Your task – Search the records for the string "Save", and show each line where it appears.

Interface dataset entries
..........

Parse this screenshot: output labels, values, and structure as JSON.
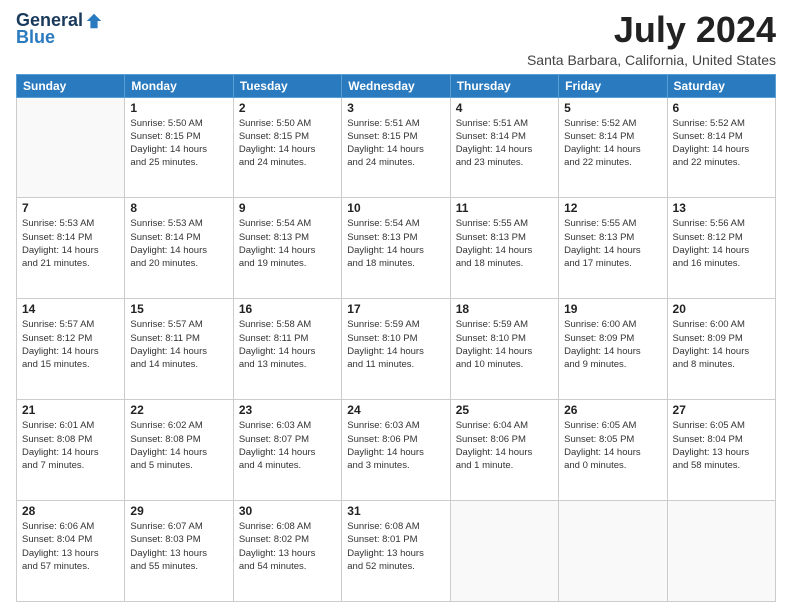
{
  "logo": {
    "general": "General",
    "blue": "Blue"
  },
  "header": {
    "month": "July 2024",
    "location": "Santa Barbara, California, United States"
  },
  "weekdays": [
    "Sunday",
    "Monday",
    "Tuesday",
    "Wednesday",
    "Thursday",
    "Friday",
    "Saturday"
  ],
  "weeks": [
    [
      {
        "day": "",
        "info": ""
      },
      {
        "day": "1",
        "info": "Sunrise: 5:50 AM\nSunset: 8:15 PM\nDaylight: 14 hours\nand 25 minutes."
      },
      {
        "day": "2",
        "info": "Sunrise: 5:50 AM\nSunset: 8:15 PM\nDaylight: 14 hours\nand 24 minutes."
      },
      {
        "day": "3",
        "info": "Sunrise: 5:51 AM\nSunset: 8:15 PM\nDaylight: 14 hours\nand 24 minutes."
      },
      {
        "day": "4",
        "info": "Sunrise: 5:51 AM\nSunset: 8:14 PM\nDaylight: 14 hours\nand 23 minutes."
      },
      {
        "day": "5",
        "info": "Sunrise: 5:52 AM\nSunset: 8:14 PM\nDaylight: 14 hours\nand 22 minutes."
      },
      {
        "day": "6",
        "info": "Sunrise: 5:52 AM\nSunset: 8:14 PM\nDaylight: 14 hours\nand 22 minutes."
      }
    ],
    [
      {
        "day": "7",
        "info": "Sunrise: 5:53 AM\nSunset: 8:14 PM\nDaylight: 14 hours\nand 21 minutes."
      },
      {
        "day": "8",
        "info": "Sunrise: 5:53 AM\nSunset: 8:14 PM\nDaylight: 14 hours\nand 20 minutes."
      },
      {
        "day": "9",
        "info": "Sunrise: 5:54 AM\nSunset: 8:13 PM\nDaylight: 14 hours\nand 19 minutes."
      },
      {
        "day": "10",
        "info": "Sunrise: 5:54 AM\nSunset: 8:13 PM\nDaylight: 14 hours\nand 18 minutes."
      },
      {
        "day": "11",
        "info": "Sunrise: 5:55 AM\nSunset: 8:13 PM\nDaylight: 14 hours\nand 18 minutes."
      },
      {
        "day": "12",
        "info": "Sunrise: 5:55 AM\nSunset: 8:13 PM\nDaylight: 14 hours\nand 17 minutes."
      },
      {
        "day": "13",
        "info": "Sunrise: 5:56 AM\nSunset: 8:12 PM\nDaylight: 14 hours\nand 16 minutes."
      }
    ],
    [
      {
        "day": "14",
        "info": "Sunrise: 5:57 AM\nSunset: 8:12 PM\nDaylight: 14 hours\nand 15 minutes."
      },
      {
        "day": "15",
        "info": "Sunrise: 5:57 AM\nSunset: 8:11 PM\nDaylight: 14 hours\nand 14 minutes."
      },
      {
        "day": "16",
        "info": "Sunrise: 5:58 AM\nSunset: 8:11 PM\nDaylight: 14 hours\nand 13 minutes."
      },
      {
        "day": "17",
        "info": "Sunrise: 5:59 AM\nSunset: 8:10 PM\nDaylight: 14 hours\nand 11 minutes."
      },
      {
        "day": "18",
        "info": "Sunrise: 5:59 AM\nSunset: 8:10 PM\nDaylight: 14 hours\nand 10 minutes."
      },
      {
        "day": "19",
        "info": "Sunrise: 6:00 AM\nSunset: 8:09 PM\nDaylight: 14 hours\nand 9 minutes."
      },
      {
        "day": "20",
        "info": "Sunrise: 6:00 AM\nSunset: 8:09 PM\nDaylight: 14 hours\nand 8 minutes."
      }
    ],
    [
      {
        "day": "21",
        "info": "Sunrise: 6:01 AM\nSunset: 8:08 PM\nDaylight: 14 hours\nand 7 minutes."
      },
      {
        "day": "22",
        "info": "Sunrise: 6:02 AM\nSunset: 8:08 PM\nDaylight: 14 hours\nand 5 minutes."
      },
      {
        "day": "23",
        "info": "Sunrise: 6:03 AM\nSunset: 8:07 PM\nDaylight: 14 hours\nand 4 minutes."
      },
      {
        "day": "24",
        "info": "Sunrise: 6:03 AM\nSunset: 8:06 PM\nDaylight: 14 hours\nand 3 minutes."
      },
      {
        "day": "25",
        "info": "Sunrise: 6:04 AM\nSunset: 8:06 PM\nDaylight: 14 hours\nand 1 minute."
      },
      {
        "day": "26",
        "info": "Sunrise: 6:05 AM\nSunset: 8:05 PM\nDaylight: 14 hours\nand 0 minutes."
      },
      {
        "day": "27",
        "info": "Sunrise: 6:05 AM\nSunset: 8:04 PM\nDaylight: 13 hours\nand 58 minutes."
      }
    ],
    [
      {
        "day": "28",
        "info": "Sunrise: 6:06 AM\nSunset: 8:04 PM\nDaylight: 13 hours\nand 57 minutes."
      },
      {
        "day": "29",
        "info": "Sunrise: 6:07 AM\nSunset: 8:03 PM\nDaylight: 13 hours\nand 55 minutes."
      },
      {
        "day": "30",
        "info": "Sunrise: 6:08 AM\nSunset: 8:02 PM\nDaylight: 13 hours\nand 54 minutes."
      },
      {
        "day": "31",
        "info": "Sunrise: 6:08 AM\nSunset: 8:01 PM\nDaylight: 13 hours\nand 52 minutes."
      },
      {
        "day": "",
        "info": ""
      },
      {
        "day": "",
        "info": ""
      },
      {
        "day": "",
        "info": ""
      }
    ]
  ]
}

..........

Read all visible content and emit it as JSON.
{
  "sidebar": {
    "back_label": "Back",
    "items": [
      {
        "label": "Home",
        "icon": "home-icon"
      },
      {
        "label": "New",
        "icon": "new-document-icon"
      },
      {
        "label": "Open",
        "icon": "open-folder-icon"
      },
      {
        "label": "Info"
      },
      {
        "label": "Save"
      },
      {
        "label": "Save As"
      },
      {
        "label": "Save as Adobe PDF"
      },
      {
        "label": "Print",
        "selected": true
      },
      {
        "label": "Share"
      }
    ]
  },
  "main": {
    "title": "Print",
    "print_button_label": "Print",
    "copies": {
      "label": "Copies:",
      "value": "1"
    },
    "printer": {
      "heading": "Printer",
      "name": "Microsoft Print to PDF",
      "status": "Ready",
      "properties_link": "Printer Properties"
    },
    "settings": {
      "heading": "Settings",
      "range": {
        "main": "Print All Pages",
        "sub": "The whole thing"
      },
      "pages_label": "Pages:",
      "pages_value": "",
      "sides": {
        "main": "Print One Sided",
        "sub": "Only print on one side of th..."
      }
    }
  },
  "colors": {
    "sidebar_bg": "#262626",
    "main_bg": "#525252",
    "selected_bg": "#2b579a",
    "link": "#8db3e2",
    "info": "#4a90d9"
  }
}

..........

Written solution –
        "label": "Save"
        "label": "Save As"
        "label": "Save as Adobe PDF"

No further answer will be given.